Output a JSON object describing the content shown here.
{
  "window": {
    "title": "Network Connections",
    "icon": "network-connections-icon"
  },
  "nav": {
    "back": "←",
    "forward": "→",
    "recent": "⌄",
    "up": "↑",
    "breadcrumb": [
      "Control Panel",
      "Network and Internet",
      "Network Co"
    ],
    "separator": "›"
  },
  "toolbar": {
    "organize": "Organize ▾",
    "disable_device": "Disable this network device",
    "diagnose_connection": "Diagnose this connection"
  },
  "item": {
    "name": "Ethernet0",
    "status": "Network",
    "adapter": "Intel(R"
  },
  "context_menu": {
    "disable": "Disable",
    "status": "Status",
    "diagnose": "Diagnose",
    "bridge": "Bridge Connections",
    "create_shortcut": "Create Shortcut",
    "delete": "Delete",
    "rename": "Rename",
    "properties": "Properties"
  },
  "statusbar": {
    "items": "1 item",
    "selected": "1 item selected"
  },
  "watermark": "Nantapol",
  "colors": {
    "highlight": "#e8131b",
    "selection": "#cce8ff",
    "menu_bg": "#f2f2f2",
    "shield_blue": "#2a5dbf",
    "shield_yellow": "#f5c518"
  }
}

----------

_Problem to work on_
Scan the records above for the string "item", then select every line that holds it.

_Reply_
  "item": {
    "items": "1 item",
    "selected": "1 item selected"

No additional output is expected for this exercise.